==== SOURCE DATA
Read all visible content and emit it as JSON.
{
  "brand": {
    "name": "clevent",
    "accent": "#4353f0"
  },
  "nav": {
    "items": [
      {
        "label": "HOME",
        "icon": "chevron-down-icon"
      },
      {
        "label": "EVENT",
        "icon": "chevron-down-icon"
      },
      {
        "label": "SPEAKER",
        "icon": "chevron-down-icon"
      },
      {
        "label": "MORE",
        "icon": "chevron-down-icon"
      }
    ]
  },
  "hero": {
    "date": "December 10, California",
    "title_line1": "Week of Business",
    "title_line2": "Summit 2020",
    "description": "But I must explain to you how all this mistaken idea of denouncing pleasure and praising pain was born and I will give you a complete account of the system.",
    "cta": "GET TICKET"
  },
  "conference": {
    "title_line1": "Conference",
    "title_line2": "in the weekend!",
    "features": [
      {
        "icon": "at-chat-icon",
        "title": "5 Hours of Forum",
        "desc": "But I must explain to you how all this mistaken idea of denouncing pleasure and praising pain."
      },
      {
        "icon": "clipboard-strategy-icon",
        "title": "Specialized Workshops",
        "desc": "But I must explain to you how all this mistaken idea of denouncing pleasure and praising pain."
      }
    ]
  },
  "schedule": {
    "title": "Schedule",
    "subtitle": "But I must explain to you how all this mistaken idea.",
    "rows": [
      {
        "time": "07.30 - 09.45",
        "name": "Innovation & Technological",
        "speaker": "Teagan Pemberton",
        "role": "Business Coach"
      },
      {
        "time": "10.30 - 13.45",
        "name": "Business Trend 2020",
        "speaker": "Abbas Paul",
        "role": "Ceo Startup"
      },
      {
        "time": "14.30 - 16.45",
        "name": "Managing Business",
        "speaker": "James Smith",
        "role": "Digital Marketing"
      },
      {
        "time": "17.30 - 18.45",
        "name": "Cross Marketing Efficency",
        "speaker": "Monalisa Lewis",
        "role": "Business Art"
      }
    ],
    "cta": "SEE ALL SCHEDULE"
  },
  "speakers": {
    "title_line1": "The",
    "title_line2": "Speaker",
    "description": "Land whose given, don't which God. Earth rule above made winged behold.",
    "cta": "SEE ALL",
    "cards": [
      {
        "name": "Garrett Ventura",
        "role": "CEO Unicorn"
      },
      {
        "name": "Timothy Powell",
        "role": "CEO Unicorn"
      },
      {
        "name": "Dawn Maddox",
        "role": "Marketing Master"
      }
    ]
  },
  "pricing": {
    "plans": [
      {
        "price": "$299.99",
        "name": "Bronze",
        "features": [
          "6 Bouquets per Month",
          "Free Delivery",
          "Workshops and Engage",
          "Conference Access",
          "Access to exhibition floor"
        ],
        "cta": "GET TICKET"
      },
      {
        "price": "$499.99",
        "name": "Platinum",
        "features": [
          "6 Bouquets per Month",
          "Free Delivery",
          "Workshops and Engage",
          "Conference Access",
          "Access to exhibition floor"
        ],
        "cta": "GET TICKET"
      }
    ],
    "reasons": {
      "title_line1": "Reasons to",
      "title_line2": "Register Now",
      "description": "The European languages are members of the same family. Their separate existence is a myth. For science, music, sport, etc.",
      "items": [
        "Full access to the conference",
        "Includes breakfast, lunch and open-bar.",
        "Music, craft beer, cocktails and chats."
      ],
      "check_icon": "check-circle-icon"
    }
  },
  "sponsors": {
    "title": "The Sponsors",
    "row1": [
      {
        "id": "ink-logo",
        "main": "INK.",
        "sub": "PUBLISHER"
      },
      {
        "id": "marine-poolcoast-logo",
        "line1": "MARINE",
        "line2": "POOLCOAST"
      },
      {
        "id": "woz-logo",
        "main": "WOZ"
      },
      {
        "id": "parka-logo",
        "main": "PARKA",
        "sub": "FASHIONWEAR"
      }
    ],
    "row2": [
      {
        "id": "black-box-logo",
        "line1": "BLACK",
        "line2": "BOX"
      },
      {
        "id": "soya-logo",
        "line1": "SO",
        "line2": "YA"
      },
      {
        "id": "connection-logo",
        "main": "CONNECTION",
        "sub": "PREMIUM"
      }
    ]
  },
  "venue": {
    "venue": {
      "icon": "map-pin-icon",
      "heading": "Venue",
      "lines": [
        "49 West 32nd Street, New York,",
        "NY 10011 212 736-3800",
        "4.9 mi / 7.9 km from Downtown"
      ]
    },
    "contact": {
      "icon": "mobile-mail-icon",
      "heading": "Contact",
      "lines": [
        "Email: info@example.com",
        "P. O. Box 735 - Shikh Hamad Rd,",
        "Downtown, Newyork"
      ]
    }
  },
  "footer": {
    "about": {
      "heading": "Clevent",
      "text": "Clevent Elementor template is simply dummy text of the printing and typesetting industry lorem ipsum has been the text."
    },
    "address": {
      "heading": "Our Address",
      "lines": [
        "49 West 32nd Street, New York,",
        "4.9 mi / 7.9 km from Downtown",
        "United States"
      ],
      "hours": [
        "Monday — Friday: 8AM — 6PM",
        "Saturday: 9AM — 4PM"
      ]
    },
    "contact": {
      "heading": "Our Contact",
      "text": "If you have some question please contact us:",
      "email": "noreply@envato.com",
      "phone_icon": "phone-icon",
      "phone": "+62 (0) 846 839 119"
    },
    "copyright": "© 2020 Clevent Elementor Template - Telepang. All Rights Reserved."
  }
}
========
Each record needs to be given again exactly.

ANSWER SPACE:
Read all visible content and emit it as JSON.
{
  "brand": {
    "name": "clevent",
    "accent": "#4353f0"
  },
  "nav": {
    "items": [
      {
        "label": "HOME",
        "icon": "chevron-down-icon"
      },
      {
        "label": "EVENT",
        "icon": "chevron-down-icon"
      },
      {
        "label": "SPEAKER",
        "icon": "chevron-down-icon"
      },
      {
        "label": "MORE",
        "icon": "chevron-down-icon"
      }
    ]
  },
  "hero": {
    "date": "December 10, California",
    "title_line1": "Week of Business",
    "title_line2": "Summit 2020",
    "description": "But I must explain to you how all this mistaken idea of denouncing pleasure and praising pain was born and I will give you a complete account of the system.",
    "cta": "GET TICKET"
  },
  "conference": {
    "title_line1": "Conference",
    "title_line2": "in the weekend!",
    "features": [
      {
        "icon": "at-chat-icon",
        "title": "5 Hours of Forum",
        "desc": "But I must explain to you how all this mistaken idea of denouncing pleasure and praising pain."
      },
      {
        "icon": "clipboard-strategy-icon",
        "title": "Specialized Workshops",
        "desc": "But I must explain to you how all this mistaken idea of denouncing pleasure and praising pain."
      }
    ]
  },
  "schedule": {
    "title": "Schedule",
    "subtitle": "But I must explain to you how all this mistaken idea.",
    "rows": [
      {
        "time": "07.30 - 09.45",
        "name": "Innovation & Technological",
        "speaker": "Teagan Pemberton",
        "role": "Business Coach"
      },
      {
        "time": "10.30 - 13.45",
        "name": "Business Trend 2020",
        "speaker": "Abbas Paul",
        "role": "Ceo Startup"
      },
      {
        "time": "14.30 - 16.45",
        "name": "Managing Business",
        "speaker": "James Smith",
        "role": "Digital Marketing"
      },
      {
        "time": "17.30 - 18.45",
        "name": "Cross Marketing Efficency",
        "speaker": "Monalisa Lewis",
        "role": "Business Art"
      }
    ],
    "cta": "SEE ALL SCHEDULE"
  },
  "speakers": {
    "title_line1": "The",
    "title_line2": "Speaker",
    "description": "Land whose given, don't which God. Earth rule above made winged behold.",
    "cta": "SEE ALL",
    "cards": [
      {
        "name": "Garrett Ventura",
        "role": "CEO Unicorn"
      },
      {
        "name": "Timothy Powell",
        "role": "CEO Unicorn"
      },
      {
        "name": "Dawn Maddox",
        "role": "Marketing Master"
      }
    ]
  },
  "pricing": {
    "plans": [
      {
        "price": "$299.99",
        "name": "Bronze",
        "features": [
          "6 Bouquets per Month",
          "Free Delivery",
          "Workshops and Engage",
          "Conference Access",
          "Access to exhibition floor"
        ],
        "cta": "GET TICKET"
      },
      {
        "price": "$499.99",
        "name": "Platinum",
        "features": [
          "6 Bouquets per Month",
          "Free Delivery",
          "Workshops and Engage",
          "Conference Access",
          "Access to exhibition floor"
        ],
        "cta": "GET TICKET"
      }
    ],
    "reasons": {
      "title_line1": "Reasons to",
      "title_line2": "Register Now",
      "description": "The European languages are members of the same family. Their separate existence is a myth. For science, music, sport, etc.",
      "items": [
        "Full access to the conference",
        "Includes breakfast, lunch and open-bar.",
        "Music, craft beer, cocktails and chats."
      ],
      "check_icon": "check-circle-icon"
    }
  },
  "sponsors": {
    "title": "The Sponsors",
    "row1": [
      {
        "id": "ink-logo",
        "main": "INK.",
        "sub": "PUBLISHER"
      },
      {
        "id": "marine-poolcoast-logo",
        "line1": "MARINE",
        "line2": "POOLCOAST"
      },
      {
        "id": "woz-logo",
        "main": "WOZ"
      },
      {
        "id": "parka-logo",
        "main": "PARKA",
        "sub": "FASHIONWEAR"
      }
    ],
    "row2": [
      {
        "id": "black-box-logo",
        "line1": "BLACK",
        "line2": "BOX"
      },
      {
        "id": "soya-logo",
        "line1": "SO",
        "line2": "YA"
      },
      {
        "id": "connection-logo",
        "main": "CONNECTION",
        "sub": "PREMIUM"
      }
    ]
  },
  "venue": {
    "venue": {
      "icon": "map-pin-icon",
      "heading": "Venue",
      "lines": [
        "49 West 32nd Street, New York,",
        "NY 10011 212 736-3800",
        "4.9 mi / 7.9 km from Downtown"
      ]
    },
    "contact": {
      "icon": "mobile-mail-icon",
      "heading": "Contact",
      "lines": [
        "Email: info@example.com",
        "P. O. Box 735 - Shikh Hamad Rd,",
        "Downtown, Newyork"
      ]
    }
  },
  "footer": {
    "about": {
      "heading": "Clevent",
      "text": "Clevent Elementor template is simply dummy text of the printing and typesetting industry lorem ipsum has been the text."
    },
    "address": {
      "heading": "Our Address",
      "lines": [
        "49 West 32nd Street, New York,",
        "4.9 mi / 7.9 km from Downtown",
        "United States"
      ],
      "hours": [
        "Monday — Friday: 8AM — 6PM",
        "Saturday: 9AM — 4PM"
      ]
    },
    "contact": {
      "heading": "Our Contact",
      "text": "If you have some question please contact us:",
      "email": "noreply@envato.com",
      "phone_icon": "phone-icon",
      "phone": "+62 (0) 846 839 119"
    },
    "copyright": "© 2020 Clevent Elementor Template - Telepang. All Rights Reserved."
  }
}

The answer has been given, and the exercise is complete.